### WHAT IS REQUIRED
Give the number of lines in the following entries that contain the word "Shopping", with nothing added.

--- RECORDS FOR THIS TASK Enclosed Below ---

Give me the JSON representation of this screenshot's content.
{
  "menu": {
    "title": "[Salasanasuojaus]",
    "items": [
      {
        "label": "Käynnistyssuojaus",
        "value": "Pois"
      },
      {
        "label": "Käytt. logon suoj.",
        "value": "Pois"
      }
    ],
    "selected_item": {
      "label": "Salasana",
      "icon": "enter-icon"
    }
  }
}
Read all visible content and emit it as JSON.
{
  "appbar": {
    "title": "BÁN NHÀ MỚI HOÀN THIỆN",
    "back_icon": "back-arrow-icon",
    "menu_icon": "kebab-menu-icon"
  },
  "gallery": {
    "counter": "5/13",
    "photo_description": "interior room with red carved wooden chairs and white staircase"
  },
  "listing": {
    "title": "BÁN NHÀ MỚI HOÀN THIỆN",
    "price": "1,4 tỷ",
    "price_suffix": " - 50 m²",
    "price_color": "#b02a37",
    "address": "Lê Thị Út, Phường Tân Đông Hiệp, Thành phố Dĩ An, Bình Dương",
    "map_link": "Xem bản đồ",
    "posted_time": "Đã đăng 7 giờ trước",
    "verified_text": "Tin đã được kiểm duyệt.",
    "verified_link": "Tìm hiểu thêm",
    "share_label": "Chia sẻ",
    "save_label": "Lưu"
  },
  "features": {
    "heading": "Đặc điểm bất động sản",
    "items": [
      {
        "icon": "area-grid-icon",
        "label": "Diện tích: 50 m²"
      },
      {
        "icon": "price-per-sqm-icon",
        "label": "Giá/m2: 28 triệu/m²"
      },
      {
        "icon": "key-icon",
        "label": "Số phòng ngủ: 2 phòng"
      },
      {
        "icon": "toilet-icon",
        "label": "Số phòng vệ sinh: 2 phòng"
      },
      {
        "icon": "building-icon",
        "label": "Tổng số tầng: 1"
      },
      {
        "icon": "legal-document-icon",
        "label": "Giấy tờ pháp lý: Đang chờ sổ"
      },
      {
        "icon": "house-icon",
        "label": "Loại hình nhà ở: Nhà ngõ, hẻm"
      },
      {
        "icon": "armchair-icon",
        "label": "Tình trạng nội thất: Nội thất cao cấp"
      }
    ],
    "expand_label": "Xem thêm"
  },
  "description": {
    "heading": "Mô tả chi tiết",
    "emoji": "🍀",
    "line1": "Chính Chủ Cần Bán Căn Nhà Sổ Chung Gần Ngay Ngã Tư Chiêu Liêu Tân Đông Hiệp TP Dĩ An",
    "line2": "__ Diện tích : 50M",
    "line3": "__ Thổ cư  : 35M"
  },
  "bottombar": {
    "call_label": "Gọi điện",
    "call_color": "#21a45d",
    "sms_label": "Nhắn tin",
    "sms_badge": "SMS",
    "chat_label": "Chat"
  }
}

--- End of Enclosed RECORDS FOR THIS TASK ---
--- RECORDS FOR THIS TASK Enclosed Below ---

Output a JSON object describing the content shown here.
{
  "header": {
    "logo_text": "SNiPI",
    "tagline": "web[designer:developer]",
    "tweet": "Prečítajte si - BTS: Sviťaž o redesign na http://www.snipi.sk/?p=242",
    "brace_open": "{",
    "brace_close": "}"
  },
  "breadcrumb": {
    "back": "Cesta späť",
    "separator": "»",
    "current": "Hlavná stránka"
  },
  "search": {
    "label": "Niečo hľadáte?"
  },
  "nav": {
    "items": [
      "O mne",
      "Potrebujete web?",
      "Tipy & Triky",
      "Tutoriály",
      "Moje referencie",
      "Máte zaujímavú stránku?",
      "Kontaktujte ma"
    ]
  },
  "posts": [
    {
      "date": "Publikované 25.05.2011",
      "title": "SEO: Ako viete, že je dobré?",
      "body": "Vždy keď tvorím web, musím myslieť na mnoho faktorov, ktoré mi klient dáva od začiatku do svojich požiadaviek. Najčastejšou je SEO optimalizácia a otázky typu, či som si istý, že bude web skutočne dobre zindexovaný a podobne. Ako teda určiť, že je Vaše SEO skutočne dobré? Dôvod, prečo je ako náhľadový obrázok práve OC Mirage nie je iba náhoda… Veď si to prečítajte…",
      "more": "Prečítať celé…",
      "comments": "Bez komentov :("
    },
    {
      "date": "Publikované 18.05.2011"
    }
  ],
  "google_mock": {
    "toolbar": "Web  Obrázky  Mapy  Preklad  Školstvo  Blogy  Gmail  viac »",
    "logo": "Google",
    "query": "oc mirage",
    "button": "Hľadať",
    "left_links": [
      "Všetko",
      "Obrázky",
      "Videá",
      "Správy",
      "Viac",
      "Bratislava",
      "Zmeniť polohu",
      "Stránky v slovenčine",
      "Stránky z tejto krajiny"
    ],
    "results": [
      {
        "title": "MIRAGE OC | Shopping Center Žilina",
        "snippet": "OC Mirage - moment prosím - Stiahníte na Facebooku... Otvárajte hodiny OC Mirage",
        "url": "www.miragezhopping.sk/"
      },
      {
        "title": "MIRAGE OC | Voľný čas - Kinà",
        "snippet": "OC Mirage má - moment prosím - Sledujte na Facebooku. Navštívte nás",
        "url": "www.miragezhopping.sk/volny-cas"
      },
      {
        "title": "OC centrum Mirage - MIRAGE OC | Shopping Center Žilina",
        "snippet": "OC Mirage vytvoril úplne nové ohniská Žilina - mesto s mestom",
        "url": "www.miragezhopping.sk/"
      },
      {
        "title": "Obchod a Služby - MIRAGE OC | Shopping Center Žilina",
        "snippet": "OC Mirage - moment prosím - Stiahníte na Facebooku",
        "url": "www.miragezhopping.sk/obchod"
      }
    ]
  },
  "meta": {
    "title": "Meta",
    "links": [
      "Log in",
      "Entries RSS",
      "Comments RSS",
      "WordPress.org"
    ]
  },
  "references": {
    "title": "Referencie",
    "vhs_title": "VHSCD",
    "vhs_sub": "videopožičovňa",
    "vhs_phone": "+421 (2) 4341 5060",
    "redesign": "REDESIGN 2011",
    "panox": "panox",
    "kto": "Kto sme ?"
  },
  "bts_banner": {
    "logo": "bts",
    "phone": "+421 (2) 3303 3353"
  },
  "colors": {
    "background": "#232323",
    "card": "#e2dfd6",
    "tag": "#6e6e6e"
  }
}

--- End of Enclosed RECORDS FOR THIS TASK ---

### EXPECTED OUTPUT
3